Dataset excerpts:
——————————

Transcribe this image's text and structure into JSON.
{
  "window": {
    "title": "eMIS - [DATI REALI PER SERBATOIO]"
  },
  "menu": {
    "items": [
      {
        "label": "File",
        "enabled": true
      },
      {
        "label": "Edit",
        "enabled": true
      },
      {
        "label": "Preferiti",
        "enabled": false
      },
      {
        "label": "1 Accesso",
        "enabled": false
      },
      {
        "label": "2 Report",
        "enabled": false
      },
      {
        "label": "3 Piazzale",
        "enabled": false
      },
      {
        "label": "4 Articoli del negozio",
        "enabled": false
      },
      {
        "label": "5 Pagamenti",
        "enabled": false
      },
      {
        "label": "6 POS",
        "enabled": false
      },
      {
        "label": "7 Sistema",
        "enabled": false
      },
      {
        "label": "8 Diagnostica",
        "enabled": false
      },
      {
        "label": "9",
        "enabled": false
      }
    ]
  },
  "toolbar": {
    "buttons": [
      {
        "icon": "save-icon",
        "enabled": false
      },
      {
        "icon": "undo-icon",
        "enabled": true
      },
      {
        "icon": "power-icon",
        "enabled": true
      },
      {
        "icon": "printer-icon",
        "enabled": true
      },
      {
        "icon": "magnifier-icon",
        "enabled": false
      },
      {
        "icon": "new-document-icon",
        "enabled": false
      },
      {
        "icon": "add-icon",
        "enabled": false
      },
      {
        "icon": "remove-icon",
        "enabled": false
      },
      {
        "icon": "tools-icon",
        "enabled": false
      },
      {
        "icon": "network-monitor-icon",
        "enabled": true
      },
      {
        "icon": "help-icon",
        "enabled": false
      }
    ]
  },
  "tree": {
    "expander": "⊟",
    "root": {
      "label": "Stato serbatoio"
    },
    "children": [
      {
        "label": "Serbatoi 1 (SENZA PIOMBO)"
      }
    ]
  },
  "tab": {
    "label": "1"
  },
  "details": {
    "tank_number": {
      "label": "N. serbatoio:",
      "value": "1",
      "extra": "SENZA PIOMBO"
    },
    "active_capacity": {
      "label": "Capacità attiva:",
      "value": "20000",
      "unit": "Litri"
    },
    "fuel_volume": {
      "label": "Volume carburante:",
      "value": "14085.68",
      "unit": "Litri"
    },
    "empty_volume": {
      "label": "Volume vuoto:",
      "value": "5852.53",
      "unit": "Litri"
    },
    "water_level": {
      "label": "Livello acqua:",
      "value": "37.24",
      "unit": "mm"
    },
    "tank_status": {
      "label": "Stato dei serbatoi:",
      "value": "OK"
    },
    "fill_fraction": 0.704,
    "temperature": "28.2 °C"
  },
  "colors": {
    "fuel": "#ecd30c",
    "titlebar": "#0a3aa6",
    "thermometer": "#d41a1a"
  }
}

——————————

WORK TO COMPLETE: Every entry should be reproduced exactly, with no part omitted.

PROBLEM SOLUTION:
Transcribe this image's text and structure into JSON.
{
  "window": {
    "title": "eMIS - [DATI REALI PER SERBATOIO]"
  },
  "menu": {
    "items": [
      {
        "label": "File",
        "enabled": true
      },
      {
        "label": "Edit",
        "enabled": true
      },
      {
        "label": "Preferiti",
        "enabled": false
      },
      {
        "label": "1 Accesso",
        "enabled": false
      },
      {
        "label": "2 Report",
        "enabled": false
      },
      {
        "label": "3 Piazzale",
        "enabled": false
      },
      {
        "label": "4 Articoli del negozio",
        "enabled": false
      },
      {
        "label": "5 Pagamenti",
        "enabled": false
      },
      {
        "label": "6 POS",
        "enabled": false
      },
      {
        "label": "7 Sistema",
        "enabled": false
      },
      {
        "label": "8 Diagnostica",
        "enabled": false
      },
      {
        "label": "9",
        "enabled": false
      }
    ]
  },
  "toolbar": {
    "buttons": [
      {
        "icon": "save-icon",
        "enabled": false
      },
      {
        "icon": "undo-icon",
        "enabled": true
      },
      {
        "icon": "power-icon",
        "enabled": true
      },
      {
        "icon": "printer-icon",
        "enabled": true
      },
      {
        "icon": "magnifier-icon",
        "enabled": false
      },
      {
        "icon": "new-document-icon",
        "enabled": false
      },
      {
        "icon": "add-icon",
        "enabled": false
      },
      {
        "icon": "remove-icon",
        "enabled": false
      },
      {
        "icon": "tools-icon",
        "enabled": false
      },
      {
        "icon": "network-monitor-icon",
        "enabled": true
      },
      {
        "icon": "help-icon",
        "enabled": false
      }
    ]
  },
  "tree": {
    "expander": "⊟",
    "root": {
      "label": "Stato serbatoio"
    },
    "children": [
      {
        "label": "Serbatoi 1 (SENZA PIOMBO)"
      }
    ]
  },
  "tab": {
    "label": "1"
  },
  "details": {
    "tank_number": {
      "label": "N. serbatoio:",
      "value": "1",
      "extra": "SENZA PIOMBO"
    },
    "active_capacity": {
      "label": "Capacità attiva:",
      "value": "20000",
      "unit": "Litri"
    },
    "fuel_volume": {
      "label": "Volume carburante:",
      "value": "14085.68",
      "unit": "Litri"
    },
    "empty_volume": {
      "label": "Volume vuoto:",
      "value": "5852.53",
      "unit": "Litri"
    },
    "water_level": {
      "label": "Livello acqua:",
      "value": "37.24",
      "unit": "mm"
    },
    "tank_status": {
      "label": "Stato dei serbatoi:",
      "value": "OK"
    },
    "fill_fraction": 0.704,
    "temperature": "28.2 °C"
  },
  "colors": {
    "fuel": "#ecd30c",
    "titlebar": "#0a3aa6",
    "thermometer": "#d41a1a"
  }
}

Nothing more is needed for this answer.